When it comes to investing and making sound business decisions, you know you have to think beyond your emotions unless you are willing to put your money at risk.
Here are some important things to remember if you’re considering expanding your farm operations.
You need to know the rules in order to play the game
Do you want to have more than just a few pigs, sheep, or cows? Make sure you’re aware of the local regulations so as to avoid making mistakes and being penalised. Being penalised will not only cost you money you could have used for better purposes, but will also delay the development of your project.
Familiarise yourself with the local planning regulations and guidelines before expanding your farm.
As an example, you will encounter specific rules regarding land and environmental care, which may include regulations for the use of pesticides and weeds. You will also probably find local regulations related to animal care and protection; you will also have to learn about the permitted or forbidden use of certain animals for different purposes.
Considering that local regulations vary from state to state or even from town to town, get in touch with the local council and ask for the planning guidelines that apply to the location you plan to establish your large farm.
Transport to local markets
Do you plan to buy a large farm that is far from the local town?
Be sure to consider the logistical aspects of being in an isolated area. The further you are outside of town, the higher the costs and time commitment of transporting your livestock or agricultural product to the local markets will be.
Do your homework
When buying a rural property, you need to do your homework. You will have to analyse the plans and find out if there are easements linked to your future property. You’ll have to ensure that the soil can adequately support your livestock or agricultural plans. You’ll also have to find out if there will be any future changes that could somehow affect your future farm, such as new routes or industrial developments that may interfere with your planned activities.
Expanding your farm operations can be a highly beneficial endeavor when you do your due diligence.

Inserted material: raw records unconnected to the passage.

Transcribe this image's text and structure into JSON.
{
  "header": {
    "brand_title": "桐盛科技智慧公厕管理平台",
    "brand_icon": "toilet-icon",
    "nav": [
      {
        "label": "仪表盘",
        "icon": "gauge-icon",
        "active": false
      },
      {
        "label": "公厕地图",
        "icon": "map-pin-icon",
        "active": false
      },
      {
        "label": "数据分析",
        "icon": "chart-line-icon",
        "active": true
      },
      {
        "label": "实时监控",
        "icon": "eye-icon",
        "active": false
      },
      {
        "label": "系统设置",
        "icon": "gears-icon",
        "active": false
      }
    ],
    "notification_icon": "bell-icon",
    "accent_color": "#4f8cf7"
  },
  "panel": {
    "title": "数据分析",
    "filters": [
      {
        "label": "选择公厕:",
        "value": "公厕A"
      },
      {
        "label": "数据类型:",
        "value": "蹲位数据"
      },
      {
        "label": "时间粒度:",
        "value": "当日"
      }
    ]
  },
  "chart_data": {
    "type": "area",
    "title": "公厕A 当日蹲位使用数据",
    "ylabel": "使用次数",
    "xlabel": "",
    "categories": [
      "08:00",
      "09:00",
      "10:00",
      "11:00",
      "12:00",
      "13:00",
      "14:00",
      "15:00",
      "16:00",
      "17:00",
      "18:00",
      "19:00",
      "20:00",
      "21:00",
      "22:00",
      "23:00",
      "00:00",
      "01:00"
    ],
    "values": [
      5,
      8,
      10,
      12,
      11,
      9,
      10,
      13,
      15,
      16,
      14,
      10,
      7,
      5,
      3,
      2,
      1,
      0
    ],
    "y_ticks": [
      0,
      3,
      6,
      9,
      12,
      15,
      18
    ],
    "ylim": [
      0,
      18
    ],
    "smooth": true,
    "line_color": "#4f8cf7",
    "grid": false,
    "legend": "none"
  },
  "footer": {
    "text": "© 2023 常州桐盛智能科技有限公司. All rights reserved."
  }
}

If you have questions about rural real estate or buying or selling a home, contact us to speak to a qualified real estate agent. We’d be happy to offer advice.
You can also check out our blog for more helpful tips and information.